Common Sense developed new marine sensors to meet the growing need for real-time data on the state of our oceans. Such timely and accurate information will help scientists and policymakers react quickly to ecological threats and ensure that environmental policies are properly implemented.
Marine ecosystems are currently under threat from pollution, the impact of climate change and extensive habitat loss from overfishing. While sensing technology has been used for years to monitor the situation, costly maintenance and its inability to operate autonomously has limited its effectiveness.
To address this challenge, the EU-funded COMMON SENSE project developed and tested a new generation of autonomous marine monitoring sensors that require far less upkeep while providing scientists with a wealth of data on issues such the oversupply of nutrients known as eutrophication, heavy metal concentrations, microplastics and underwater noise.

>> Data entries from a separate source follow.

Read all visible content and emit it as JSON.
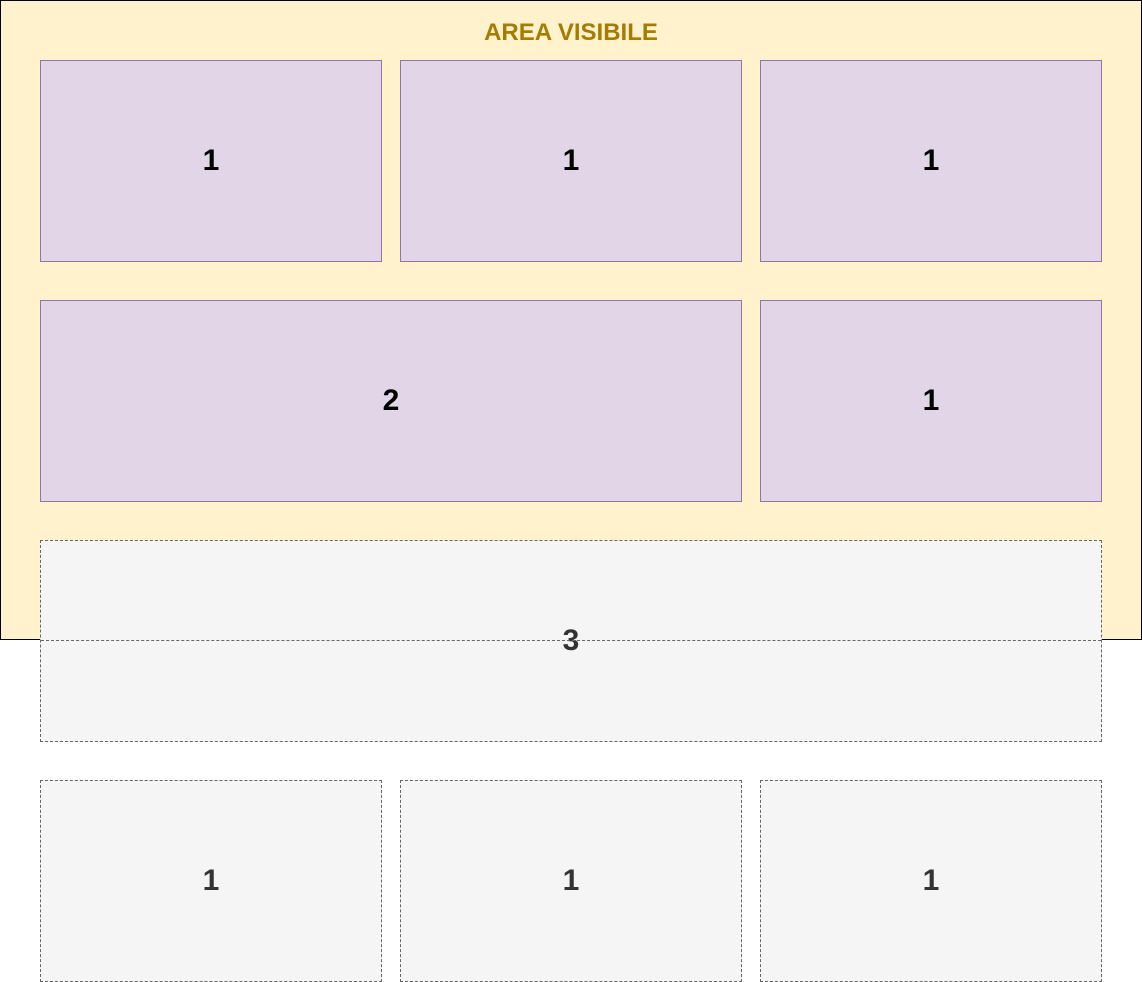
{
  "diagram": {
    "title": "AREA VISIBILE",
    "colors": {
      "title": "#a67c00",
      "visible_area_fill": "#fff2cc",
      "visible_box_fill": "#e1d5e7",
      "visible_box_stroke": "#9673a6",
      "hidden_box_fill": "#f5f5f5",
      "hidden_box_stroke": "#666666",
      "hidden_box_text": "#333333"
    },
    "boxes": [
      {
        "label": "1",
        "state": "visible"
      },
      {
        "label": "1",
        "state": "visible"
      },
      {
        "label": "1",
        "state": "visible"
      },
      {
        "label": "2",
        "state": "visible"
      },
      {
        "label": "1",
        "state": "visible"
      },
      {
        "label": "3",
        "state": "partially-visible"
      },
      {
        "label": "1",
        "state": "hidden"
      },
      {
        "label": "1",
        "state": "hidden"
      },
      {
        "label": "1",
        "state": "hidden"
      }
    ]
  }
}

The sensors were developed with a view to scaling up for commercial production, and have the potential to dramatically improve marine data management. Scientists can receive data directly from the sensors via a custom-built platform, giving them a composite picture of the health of the whole marine ecosystem.
“Each sensor can operate as a standalone solution or be integrated into a data sensor platform,” explains COMMON SENSE project coordinator Sergio Martinez, senior researcher at LEITAT, a technology centre in Spain.

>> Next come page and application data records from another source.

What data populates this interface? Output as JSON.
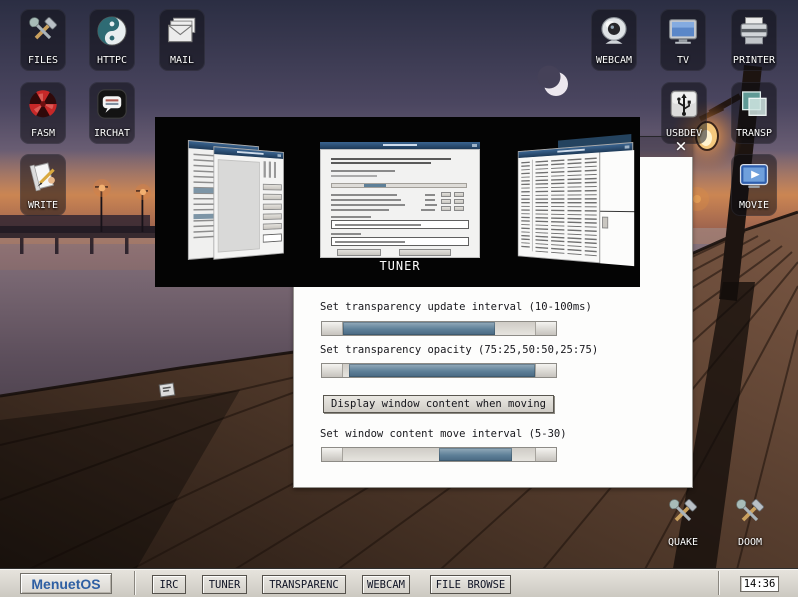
{
  "colors": {
    "accent_blue": "#5e8098",
    "title_navy": "#2c4f72",
    "taskbar_bg": "#d8d4cc",
    "menuetos_blue": "#2e5fa3"
  },
  "desktop": {
    "icons": [
      {
        "label": "FILES",
        "icon": "hammer-wrench-icon"
      },
      {
        "label": "HTTPC",
        "icon": "yinyang-icon"
      },
      {
        "label": "MAIL",
        "icon": "envelope-icon"
      },
      {
        "label": "WEBCAM",
        "icon": "webcam-icon"
      },
      {
        "label": "TV",
        "icon": "tv-icon"
      },
      {
        "label": "PRINTER",
        "icon": "printer-icon"
      },
      {
        "label": "FASM",
        "icon": "red-fan-icon"
      },
      {
        "label": "IRCHAT",
        "icon": "chat-bubble-icon"
      },
      {
        "label": "USBDEV",
        "icon": "usb-icon"
      },
      {
        "label": "TRANSP",
        "icon": "overlap-squares-icon"
      },
      {
        "label": "WRITE",
        "icon": "scroll-pen-icon"
      },
      {
        "label": "MOVIE",
        "icon": "movie-player-icon"
      },
      {
        "label": "QUAKE",
        "icon": "hammer-wrench-icon"
      },
      {
        "label": "DOOM",
        "icon": "hammer-wrench-icon"
      }
    ]
  },
  "window_switcher": {
    "selected_app": "TUNER"
  },
  "transparency_window": {
    "close_icon": "×",
    "sliders": [
      {
        "label": "Set transparency update interval (10-100ms)",
        "fill_start": 0,
        "fill_end": 79
      },
      {
        "label": "Set transparency opacity (75:25,50:50,25:75)",
        "fill_start": 3,
        "fill_end": 100
      },
      {
        "label": "Set window content move interval (5-30)",
        "fill_start": 50,
        "fill_end": 88
      }
    ],
    "move_button_label": "Display window content when moving"
  },
  "taskbar": {
    "start_button": "MenuetOS",
    "tasks": [
      "IRC",
      "TUNER",
      "TRANSPARENC",
      "WEBCAM",
      "FILE BROWSE"
    ],
    "clock": "14:36"
  }
}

“Thanks to the pre-processor inserted within each sensor, real-time information is interpreted and then sent directly to a communications platform. Reducing the need for collecting samples and interpreting data in-situ will significantly reduce costs.”

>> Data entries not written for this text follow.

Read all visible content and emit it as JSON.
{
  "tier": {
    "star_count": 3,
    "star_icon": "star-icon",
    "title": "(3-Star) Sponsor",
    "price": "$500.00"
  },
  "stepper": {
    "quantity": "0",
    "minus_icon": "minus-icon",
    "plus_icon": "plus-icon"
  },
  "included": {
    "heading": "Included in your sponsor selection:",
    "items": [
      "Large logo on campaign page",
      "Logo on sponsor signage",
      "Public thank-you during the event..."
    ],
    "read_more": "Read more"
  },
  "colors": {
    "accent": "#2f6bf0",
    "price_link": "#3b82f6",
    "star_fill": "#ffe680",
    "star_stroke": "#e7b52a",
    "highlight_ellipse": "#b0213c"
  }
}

Increasing the availability of standardised in-situ data, as well as the geographic coverage of marine sensors, will enable Europe to more cost effectively monitor the oceans and enhance the management of marine activities such as fisheries.
Nanocomposite films were used to develop sensors capable of measuring pH and carbon dioxide levels. Prototypes to analyse the nutrient content of water and detect chemicals such as phosphate, ammonia, nitrate and nitrite were built, as were sensors able to quantify the surface concentration of microplastics.
These sensors were then deployed, tested and validated under a range of conditions in the Arctic Ocean, as well as the Mediterranean, Baltic and Norwegian Seas.
“Various floating devices, buoys, platforms and ships were used under different sea conditions. All sensors were deployed at least three times, and most were tested on at least two different platforms. We also ensured that data was transmitted properly,” Martinez says.
The sensors were then integrated into an easily adaptable modular platform known as the Common Sensor Web Platform, or CSWP, designed to suit different monitoring requirements. The data generated is compatible with the Global Ocean Observing System (GOOS) and the Global Earth Observation System of Systems (GEOSS).
“Going forward, universities and research organisations will further develop these prototypes,” Martinez adds. He says it is also worth noting that the micro-plastics sensor is currently being scaled up by the EU-funded ODYSSEA project.
“We expect other sensors to be optimised and adapted before final product design; many of the SMEs involved in the project very close to bringing new sensors onto the market,” he says.